Thursday, November 6, 2014

Discomfort of specifying behaviors

There's a significant difference of attitudes towards specifications that I see in developer colleagues close to me. Groups with attitudes seems to be equally strong in numbers, so this is not isolated behaviour of one individual.

The first group seems to take specifications as something given from the outside. They seem to believe in this other person thinking through the things that need to be implemented, and take their own sense of responsibility only within the context of that spec. While testing and noticing that what was implemented just makes little sense, these people easily revert to defensive. They say that not being able to do things related to the purpose of the feature is a matter of opinion and that they cannot work on the fixes before someone specifies the wanted behaviours. Occasionally, they also get very strong voices in discussion of what is a bug vs. change, being right about the idea that most bugs would be things that they never considered in scope they accepted and thus changes. Getting hung up on the definition of defect vs. change does not help, it all is just work that may need get done and fighting over definitions is time away from implementing the necessary changes.

The second group seems to treat specifications given to them as useful fiction that starts conversations. These developers seem to be at ease with discussions that result in dropping features out of scope, finding the core of what needs to be done and implementing that first. They have no problems in making suggestions: it could be like this or like this, here are the pros and cons I see of these solutions. And their approach often seems to end up with a different solution than they suggested, building on the compromises and deeper understanding of what is being built.

Talking to people I place in the first group reveals a great deal of discomfort on how I would like to define the role of a developer in relation to their definitions. While I feel I thrive with the idea of making decisions of how things end up being (until changed as we learn), these people seem to be drawn way out of their comfort zones in making a decision and thinking through the consequences.

It seems I will end up having an equal amount of both in my teams, and I'm thinking about how to make the first group willing and able to join the ranks of the latter group. People in the first group are really dependent on someone testing a great deal for them, someone specifying for them whereas the latter group is more independent and self-contained. It has a direct impact on portions of other specialists we need to add to the teams. Both of these go with "developer" title but have significantly different results how ready things end up being after them.

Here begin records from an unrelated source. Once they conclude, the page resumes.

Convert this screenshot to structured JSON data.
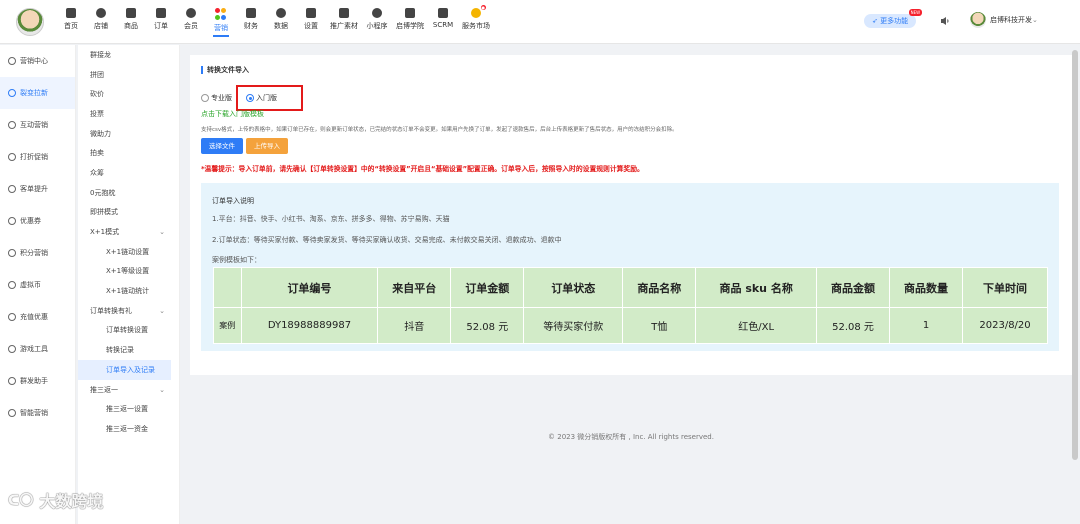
{
  "topnav": {
    "items": [
      {
        "label": "首页",
        "icon": "home-icon"
      },
      {
        "label": "店铺",
        "icon": "store-icon"
      },
      {
        "label": "商品",
        "icon": "goods-icon"
      },
      {
        "label": "订单",
        "icon": "order-icon"
      },
      {
        "label": "会员",
        "icon": "member-icon"
      },
      {
        "label": "营销",
        "icon": "marketing-icon"
      },
      {
        "label": "财务",
        "icon": "finance-icon"
      },
      {
        "label": "数据",
        "icon": "data-icon"
      },
      {
        "label": "设置",
        "icon": "settings-icon"
      },
      {
        "label": "推广素材",
        "icon": "share-icon"
      },
      {
        "label": "小程序",
        "icon": "miniapp-icon"
      },
      {
        "label": "启博学院",
        "icon": "academy-icon"
      },
      {
        "label": "SCRM",
        "icon": "scrm-icon"
      },
      {
        "label": "服务市场",
        "icon": "market-icon"
      }
    ],
    "active_index": 5,
    "more_label": "更多功能",
    "more_badge": "NEW",
    "user_name": "启博科技开发",
    "accent": "#2e7cf6"
  },
  "side1": {
    "items": [
      "营销中心",
      "裂变拉新",
      "互动营销",
      "打折促销",
      "客单提升",
      "优惠券",
      "积分营销",
      "虚拟币",
      "充值优惠",
      "游戏工具",
      "群发助手",
      "智能营销"
    ],
    "active_index": 1
  },
  "side2": {
    "items": [
      {
        "label": "群接龙",
        "sub": false
      },
      {
        "label": "拼团",
        "sub": false
      },
      {
        "label": "砍价",
        "sub": false
      },
      {
        "label": "投票",
        "sub": false
      },
      {
        "label": "微助力",
        "sub": false
      },
      {
        "label": "拍卖",
        "sub": false
      },
      {
        "label": "众筹",
        "sub": false
      },
      {
        "label": "0元抱枕",
        "sub": false
      },
      {
        "label": "即拼模式",
        "sub": false
      },
      {
        "label": "X+1模式",
        "sub": false,
        "caret": "⌄"
      },
      {
        "label": "X+1链动设置",
        "sub": true
      },
      {
        "label": "X+1等级设置",
        "sub": true
      },
      {
        "label": "X+1链动统计",
        "sub": true
      },
      {
        "label": "订单转换有礼",
        "sub": false,
        "caret": "⌄"
      },
      {
        "label": "订单转换设置",
        "sub": true
      },
      {
        "label": "转换记录",
        "sub": true
      },
      {
        "label": "订单导入及记录",
        "sub": true,
        "active": true
      },
      {
        "label": "推三返一",
        "sub": false,
        "caret": "⌄"
      },
      {
        "label": "推三返一设置",
        "sub": true
      },
      {
        "label": "推三返一资金",
        "sub": true
      }
    ]
  },
  "main": {
    "section_title": "转换文件导入",
    "radio_pro": "专业版",
    "radio_basic": "入门版",
    "download_link": "点击下载入门版模板",
    "hint": "支持csv格式，上传的表格中，如果订单已存在，则会更新订单状态，已完结的状态订单不会变更。如果用户先换了订单，发起了退款售后，后台上传表格更新了售后状态，用户的冻结积分会扣除。",
    "btn_select": "选择文件",
    "btn_upload": "上传导入",
    "warning": "*温馨提示：导入订单前，请先确认【订单转换设置】中的“转换设置”开启且“基础设置”配置正确。订单导入后，按照导入时的设置规则计算奖励。",
    "info_title": "订单导入说明",
    "info_line1": "1.平台：抖音、快手、小红书、淘系、京东、拼多多、得物、苏宁易购、天猫",
    "info_line2": "2.订单状态：等待买家付款、等待卖家发货、等待买家确认收货、交易完成、未付款交易关闭、退款成功、退款中",
    "info_line3": "案例模板如下：",
    "table": {
      "headers": [
        "",
        "订单编号",
        "来自平台",
        "订单金额",
        "订单状态",
        "商品名称",
        "商品 sku 名称",
        "商品金额",
        "商品数量",
        "下单时间"
      ],
      "row": [
        "案例",
        "DY18988889987",
        "抖音",
        "52.08 元",
        "等待买家付款",
        "T恤",
        "红色/XL",
        "52.08 元",
        "1",
        "2023/8/20"
      ]
    }
  },
  "footer": "© 2023 微分销版权所有 , Inc. All rights reserved.",
  "watermark": "大数跨境"
}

Pairing people up is one approach, but it seems not to be enough. The rejection of responsibility towards specifying behaviours and externalising that seems to come from an early lesson learned, that seems very hard to unlearn.

I'm curious as to if people have found ways of growing themselves out of patterns like this, and what would be the key realisation for the change to happen. Some suggest that old dogs don't learn new tricks and we might just have to compensate for lack of tricks in one with another person in the team that will do the tricks missing from the palette.

I wonder when we will learn to build teams of growing individuals instead of thinking of filling role positions. Given a chance of choosing who to work with, I always take people from the second group. But I wonder if I would then be missing out on something with lack of this diversity.

1 comment:

  1. This distinction between the two types of developers has been in my mind too lately. I call the first group "coders" and the second "software engineers".

    The coders often try to write as much code as they can. They see the (amount of) code as their end result.

    Software engineers solve end user problems. They often try to minimise the amount of code (they need to write or that exists in a VCS for example).

    I do "coding" on my free time sometimes too: write code where the code is the main thing - what it does (or does not do) is secondary. It doesn't necessarily require much thinking and can be somewhat relaxing and fun. But it's not something people should get money for in my opinion. When I'm at work (the one I'm paid to do) I consider myself a software engineer.

    I think that in the future coders in developer positions will be replaced by robots (i.e. automation). Software engineers will play a big role in this transition.